-- TASK DIRECTIONS --
Repeat all the data that appears below, keeping it exact.

═══ DATA UNDER STUDY

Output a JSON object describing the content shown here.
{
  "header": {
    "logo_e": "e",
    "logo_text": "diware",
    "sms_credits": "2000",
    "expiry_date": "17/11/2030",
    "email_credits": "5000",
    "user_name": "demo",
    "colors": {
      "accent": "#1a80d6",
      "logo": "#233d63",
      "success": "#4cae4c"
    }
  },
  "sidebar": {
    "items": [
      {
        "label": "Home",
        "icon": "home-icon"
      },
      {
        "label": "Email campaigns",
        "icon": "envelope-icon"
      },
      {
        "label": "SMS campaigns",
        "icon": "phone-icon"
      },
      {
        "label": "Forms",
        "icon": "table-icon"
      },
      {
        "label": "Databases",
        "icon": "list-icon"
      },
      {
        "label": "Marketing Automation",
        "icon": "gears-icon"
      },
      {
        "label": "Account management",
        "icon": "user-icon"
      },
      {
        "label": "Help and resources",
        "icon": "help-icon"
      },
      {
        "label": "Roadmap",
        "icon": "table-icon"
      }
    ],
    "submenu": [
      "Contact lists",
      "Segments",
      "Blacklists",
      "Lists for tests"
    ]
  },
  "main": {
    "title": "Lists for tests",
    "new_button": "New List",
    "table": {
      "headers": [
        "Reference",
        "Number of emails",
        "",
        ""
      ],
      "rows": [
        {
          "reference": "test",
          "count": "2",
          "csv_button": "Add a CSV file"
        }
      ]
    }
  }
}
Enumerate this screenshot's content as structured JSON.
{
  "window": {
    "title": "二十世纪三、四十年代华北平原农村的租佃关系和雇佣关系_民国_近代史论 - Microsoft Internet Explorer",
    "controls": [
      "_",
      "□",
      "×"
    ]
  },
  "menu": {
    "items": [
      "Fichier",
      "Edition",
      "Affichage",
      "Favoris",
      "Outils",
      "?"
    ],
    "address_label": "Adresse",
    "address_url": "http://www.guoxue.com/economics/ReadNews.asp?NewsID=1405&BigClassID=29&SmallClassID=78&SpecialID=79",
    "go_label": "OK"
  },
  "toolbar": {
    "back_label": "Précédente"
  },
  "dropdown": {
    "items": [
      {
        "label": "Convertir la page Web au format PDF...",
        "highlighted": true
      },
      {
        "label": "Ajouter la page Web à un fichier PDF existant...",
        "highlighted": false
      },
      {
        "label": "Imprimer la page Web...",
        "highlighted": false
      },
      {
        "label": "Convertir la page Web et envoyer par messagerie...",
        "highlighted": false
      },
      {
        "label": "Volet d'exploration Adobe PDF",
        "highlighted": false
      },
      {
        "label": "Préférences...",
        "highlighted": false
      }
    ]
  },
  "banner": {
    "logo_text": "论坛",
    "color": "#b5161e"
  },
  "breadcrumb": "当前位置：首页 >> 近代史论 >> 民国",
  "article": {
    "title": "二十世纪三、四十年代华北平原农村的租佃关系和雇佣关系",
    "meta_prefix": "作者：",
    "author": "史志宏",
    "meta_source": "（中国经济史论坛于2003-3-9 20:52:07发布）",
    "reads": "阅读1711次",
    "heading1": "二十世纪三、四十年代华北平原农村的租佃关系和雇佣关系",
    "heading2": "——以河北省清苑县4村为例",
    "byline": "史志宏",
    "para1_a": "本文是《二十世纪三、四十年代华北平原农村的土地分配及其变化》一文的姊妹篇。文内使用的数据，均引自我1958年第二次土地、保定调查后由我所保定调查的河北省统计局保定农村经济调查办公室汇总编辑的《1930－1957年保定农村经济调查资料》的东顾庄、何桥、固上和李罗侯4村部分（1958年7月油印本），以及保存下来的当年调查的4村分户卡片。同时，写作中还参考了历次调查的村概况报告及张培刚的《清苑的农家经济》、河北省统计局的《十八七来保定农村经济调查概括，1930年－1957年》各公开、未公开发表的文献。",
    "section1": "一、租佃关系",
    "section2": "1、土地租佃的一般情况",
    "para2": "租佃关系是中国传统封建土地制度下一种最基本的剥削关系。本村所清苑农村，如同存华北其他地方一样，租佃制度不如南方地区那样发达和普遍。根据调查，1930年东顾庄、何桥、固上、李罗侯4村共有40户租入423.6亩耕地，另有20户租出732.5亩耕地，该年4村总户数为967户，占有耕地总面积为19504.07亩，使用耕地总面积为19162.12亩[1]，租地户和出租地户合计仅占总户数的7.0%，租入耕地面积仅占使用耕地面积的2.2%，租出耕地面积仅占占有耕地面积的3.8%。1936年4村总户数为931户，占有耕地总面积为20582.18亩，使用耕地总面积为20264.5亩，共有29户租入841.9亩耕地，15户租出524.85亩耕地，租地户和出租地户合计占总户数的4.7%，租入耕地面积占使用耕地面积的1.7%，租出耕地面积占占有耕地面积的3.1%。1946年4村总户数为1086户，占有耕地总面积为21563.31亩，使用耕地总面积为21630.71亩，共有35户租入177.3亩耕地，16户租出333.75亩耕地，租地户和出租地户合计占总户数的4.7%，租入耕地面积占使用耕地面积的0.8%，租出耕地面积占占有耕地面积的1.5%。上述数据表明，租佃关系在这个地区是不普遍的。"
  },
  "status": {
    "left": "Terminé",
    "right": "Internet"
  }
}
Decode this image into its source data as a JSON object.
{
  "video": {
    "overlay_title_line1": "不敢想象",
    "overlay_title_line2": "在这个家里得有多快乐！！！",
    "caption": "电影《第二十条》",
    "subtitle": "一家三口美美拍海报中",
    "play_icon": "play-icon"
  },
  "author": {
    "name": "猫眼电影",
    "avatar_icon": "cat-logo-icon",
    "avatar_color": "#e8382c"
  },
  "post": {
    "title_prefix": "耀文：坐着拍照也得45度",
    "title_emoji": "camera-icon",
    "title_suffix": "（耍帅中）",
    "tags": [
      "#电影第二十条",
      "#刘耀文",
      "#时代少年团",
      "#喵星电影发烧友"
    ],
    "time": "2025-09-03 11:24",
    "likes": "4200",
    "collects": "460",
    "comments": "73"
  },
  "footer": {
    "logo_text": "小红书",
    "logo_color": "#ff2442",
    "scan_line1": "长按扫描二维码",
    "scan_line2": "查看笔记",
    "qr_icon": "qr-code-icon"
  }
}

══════

-- SOLUTION FOR THIS TASK --
Output a JSON object describing the content shown here.
{
  "header": {
    "logo_e": "e",
    "logo_text": "diware",
    "sms_credits": "2000",
    "expiry_date": "17/11/2030",
    "email_credits": "5000",
    "user_name": "demo",
    "colors": {
      "accent": "#1a80d6",
      "logo": "#233d63",
      "success": "#4cae4c"
    }
  },
  "sidebar": {
    "items": [
      {
        "label": "Home",
        "icon": "home-icon"
      },
      {
        "label": "Email campaigns",
        "icon": "envelope-icon"
      },
      {
        "label": "SMS campaigns",
        "icon": "phone-icon"
      },
      {
        "label": "Forms",
        "icon": "table-icon"
      },
      {
        "label": "Databases",
        "icon": "list-icon"
      },
      {
        "label": "Marketing Automation",
        "icon": "gears-icon"
      },
      {
        "label": "Account management",
        "icon": "user-icon"
      },
      {
        "label": "Help and resources",
        "icon": "help-icon"
      },
      {
        "label": "Roadmap",
        "icon": "table-icon"
      }
    ],
    "submenu": [
      "Contact lists",
      "Segments",
      "Blacklists",
      "Lists for tests"
    ]
  },
  "main": {
    "title": "Lists for tests",
    "new_button": "New List",
    "table": {
      "headers": [
        "Reference",
        "Number of emails",
        "",
        ""
      ],
      "rows": [
        {
          "reference": "test",
          "count": "2",
          "csv_button": "Add a CSV file"
        }
      ]
    }
  }
}
Enumerate this screenshot's content as structured JSON.
{
  "window": {
    "title": "二十世纪三、四十年代华北平原农村的租佃关系和雇佣关系_民国_近代史论 - Microsoft Internet Explorer",
    "controls": [
      "_",
      "□",
      "×"
    ]
  },
  "menu": {
    "items": [
      "Fichier",
      "Edition",
      "Affichage",
      "Favoris",
      "Outils",
      "?"
    ],
    "address_label": "Adresse",
    "address_url": "http://www.guoxue.com/economics/ReadNews.asp?NewsID=1405&BigClassID=29&SmallClassID=78&SpecialID=79",
    "go_label": "OK"
  },
  "toolbar": {
    "back_label": "Précédente"
  },
  "dropdown": {
    "items": [
      {
        "label": "Convertir la page Web au format PDF...",
        "highlighted": true
      },
      {
        "label": "Ajouter la page Web à un fichier PDF existant...",
        "highlighted": false
      },
      {
        "label": "Imprimer la page Web...",
        "highlighted": false
      },
      {
        "label": "Convertir la page Web et envoyer par messagerie...",
        "highlighted": false
      },
      {
        "label": "Volet d'exploration Adobe PDF",
        "highlighted": false
      },
      {
        "label": "Préférences...",
        "highlighted": false
      }
    ]
  },
  "banner": {
    "logo_text": "论坛",
    "color": "#b5161e"
  },
  "breadcrumb": "当前位置：首页 >> 近代史论 >> 民国",
  "article": {
    "title": "二十世纪三、四十年代华北平原农村的租佃关系和雇佣关系",
    "meta_prefix": "作者：",
    "author": "史志宏",
    "meta_source": "（中国经济史论坛于2003-3-9 20:52:07发布）",
    "reads": "阅读1711次",
    "heading1": "二十世纪三、四十年代华北平原农村的租佃关系和雇佣关系",
    "heading2": "——以河北省清苑县4村为例",
    "byline": "史志宏",
    "para1_a": "本文是《二十世纪三、四十年代华北平原农村的土地分配及其变化》一文的姊妹篇。文内使用的数据，均引自我1958年第二次土地、保定调查后由我所保定调查的河北省统计局保定农村经济调查办公室汇总编辑的《1930－1957年保定农村经济调查资料》的东顾庄、何桥、固上和李罗侯4村部分（1958年7月油印本），以及保存下来的当年调查的4村分户卡片。同时，写作中还参考了历次调查的村概况报告及张培刚的《清苑的农家经济》、河北省统计局的《十八七来保定农村经济调查概括，1930年－1957年》各公开、未公开发表的文献。",
    "section1": "一、租佃关系",
    "section2": "1、土地租佃的一般情况",
    "para2": "租佃关系是中国传统封建土地制度下一种最基本的剥削关系。本村所清苑农村，如同存华北其他地方一样，租佃制度不如南方地区那样发达和普遍。根据调查，1930年东顾庄、何桥、固上、李罗侯4村共有40户租入423.6亩耕地，另有20户租出732.5亩耕地，该年4村总户数为967户，占有耕地总面积为19504.07亩，使用耕地总面积为19162.12亩[1]，租地户和出租地户合计仅占总户数的7.0%，租入耕地面积仅占使用耕地面积的2.2%，租出耕地面积仅占占有耕地面积的3.8%。1936年4村总户数为931户，占有耕地总面积为20582.18亩，使用耕地总面积为20264.5亩，共有29户租入841.9亩耕地，15户租出524.85亩耕地，租地户和出租地户合计占总户数的4.7%，租入耕地面积占使用耕地面积的1.7%，租出耕地面积占占有耕地面积的3.1%。1946年4村总户数为1086户，占有耕地总面积为21563.31亩，使用耕地总面积为21630.71亩，共有35户租入177.3亩耕地，16户租出333.75亩耕地，租地户和出租地户合计占总户数的4.7%，租入耕地面积占使用耕地面积的0.8%，租出耕地面积占占有耕地面积的1.5%。上述数据表明，租佃关系在这个地区是不普遍的。"
  },
  "status": {
    "left": "Terminé",
    "right": "Internet"
  }
}
Decode this image into its source data as a JSON object.
{
  "video": {
    "overlay_title_line1": "不敢想象",
    "overlay_title_line2": "在这个家里得有多快乐！！！",
    "caption": "电影《第二十条》",
    "subtitle": "一家三口美美拍海报中",
    "play_icon": "play-icon"
  },
  "author": {
    "name": "猫眼电影",
    "avatar_icon": "cat-logo-icon",
    "avatar_color": "#e8382c"
  },
  "post": {
    "title_prefix": "耀文：坐着拍照也得45度",
    "title_emoji": "camera-icon",
    "title_suffix": "（耍帅中）",
    "tags": [
      "#电影第二十条",
      "#刘耀文",
      "#时代少年团",
      "#喵星电影发烧友"
    ],
    "time": "2025-09-03 11:24",
    "likes": "4200",
    "collects": "460",
    "comments": "73"
  },
  "footer": {
    "logo_text": "小红书",
    "logo_color": "#ff2442",
    "scan_line1": "长按扫描二维码",
    "scan_line2": "查看笔记",
    "qr_icon": "qr-code-icon"
  }
}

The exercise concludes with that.